Data extracted from a collection:
╔══

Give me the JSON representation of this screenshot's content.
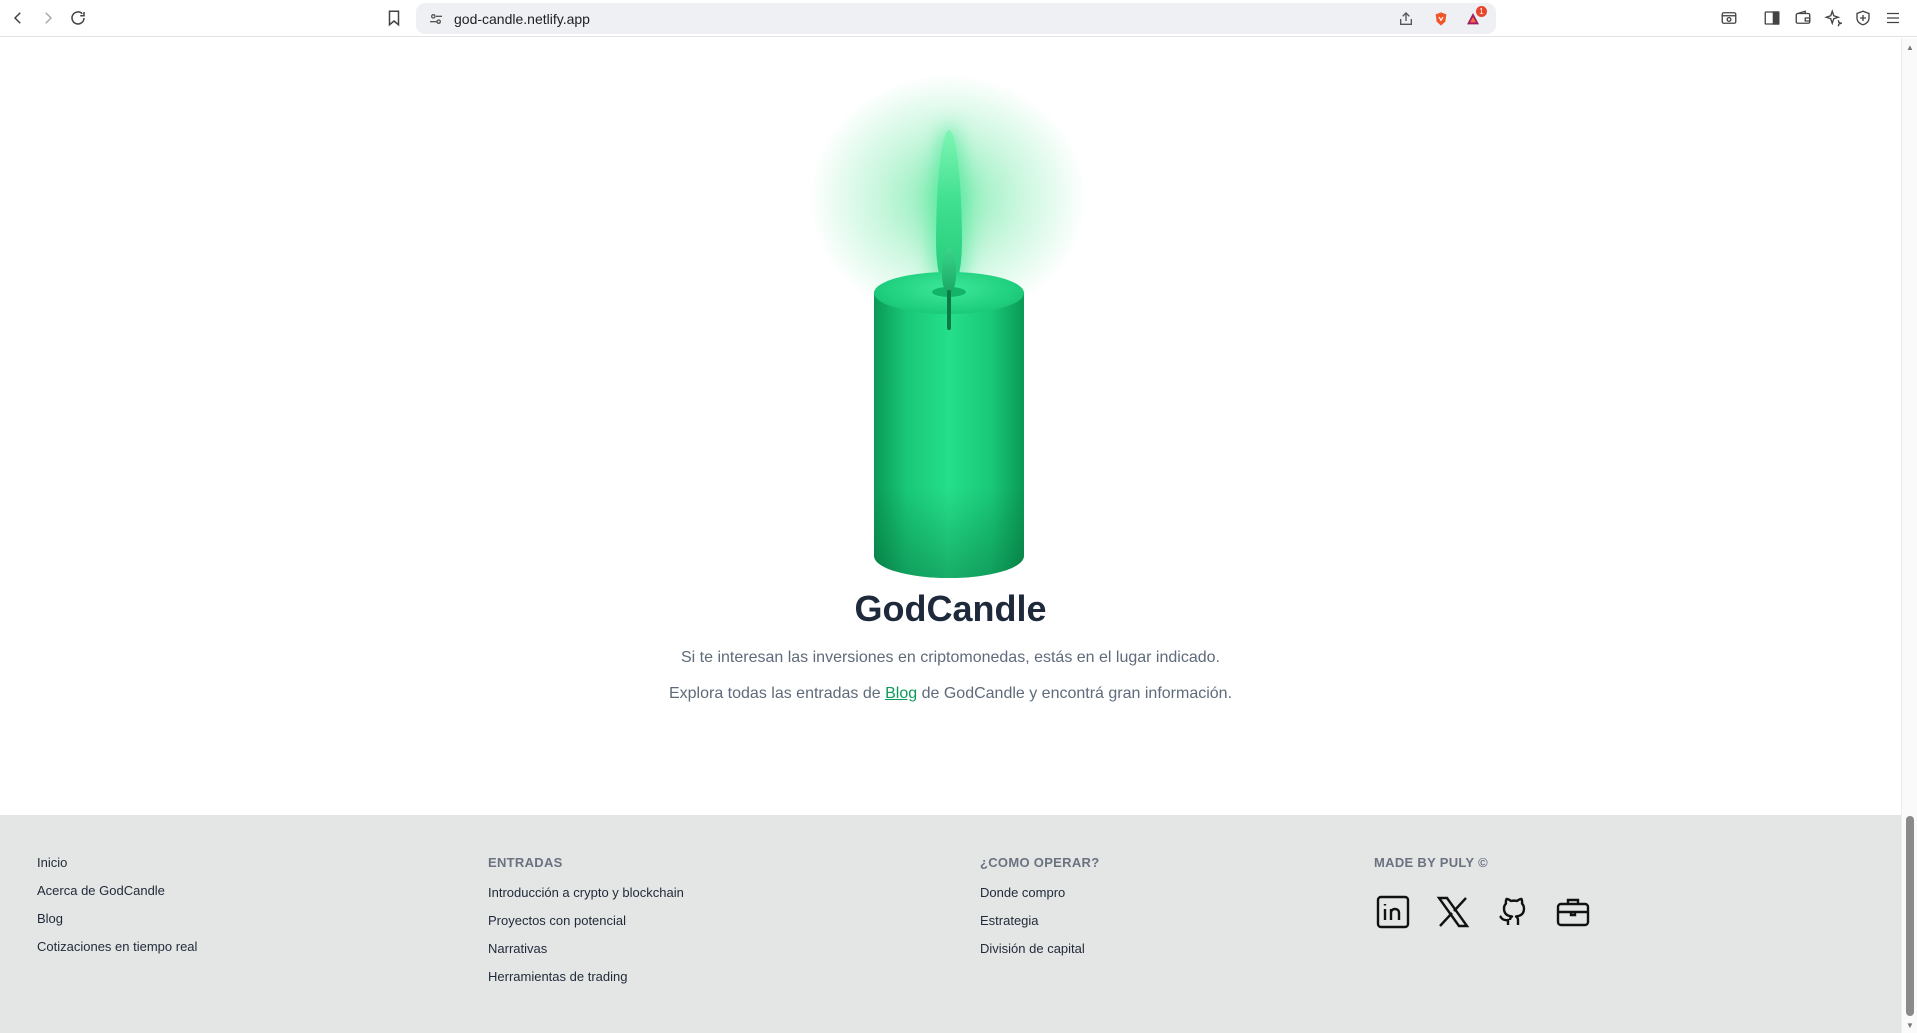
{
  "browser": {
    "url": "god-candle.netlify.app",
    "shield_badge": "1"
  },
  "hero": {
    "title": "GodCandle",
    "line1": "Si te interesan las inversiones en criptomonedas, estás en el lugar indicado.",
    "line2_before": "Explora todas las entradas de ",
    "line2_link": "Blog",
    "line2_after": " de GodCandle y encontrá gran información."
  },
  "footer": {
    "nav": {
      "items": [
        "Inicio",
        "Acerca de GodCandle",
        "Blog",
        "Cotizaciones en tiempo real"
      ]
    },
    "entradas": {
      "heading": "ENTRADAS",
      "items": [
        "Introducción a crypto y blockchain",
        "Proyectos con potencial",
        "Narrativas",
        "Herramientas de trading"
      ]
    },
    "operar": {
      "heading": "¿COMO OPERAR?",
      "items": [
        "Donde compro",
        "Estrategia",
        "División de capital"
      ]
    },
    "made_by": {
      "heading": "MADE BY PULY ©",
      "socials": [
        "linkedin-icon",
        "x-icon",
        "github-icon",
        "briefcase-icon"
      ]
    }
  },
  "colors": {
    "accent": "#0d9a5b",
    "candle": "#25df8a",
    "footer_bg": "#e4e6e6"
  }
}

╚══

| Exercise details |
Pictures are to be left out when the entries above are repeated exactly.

| Response |
Give me the JSON representation of this screenshot's content.
{
  "browser": {
    "url": "god-candle.netlify.app",
    "shield_badge": "1"
  },
  "hero": {
    "title": "GodCandle",
    "line1": "Si te interesan las inversiones en criptomonedas, estás en el lugar indicado.",
    "line2_before": "Explora todas las entradas de ",
    "line2_link": "Blog",
    "line2_after": " de GodCandle y encontrá gran información."
  },
  "footer": {
    "nav": {
      "items": [
        "Inicio",
        "Acerca de GodCandle",
        "Blog",
        "Cotizaciones en tiempo real"
      ]
    },
    "entradas": {
      "heading": "ENTRADAS",
      "items": [
        "Introducción a crypto y blockchain",
        "Proyectos con potencial",
        "Narrativas",
        "Herramientas de trading"
      ]
    },
    "operar": {
      "heading": "¿COMO OPERAR?",
      "items": [
        "Donde compro",
        "Estrategia",
        "División de capital"
      ]
    },
    "made_by": {
      "heading": "MADE BY PULY ©",
      "socials": [
        "linkedin-icon",
        "x-icon",
        "github-icon",
        "briefcase-icon"
      ]
    }
  },
  "colors": {
    "accent": "#0d9a5b",
    "candle": "#25df8a",
    "footer_bg": "#e4e6e6"
  }
}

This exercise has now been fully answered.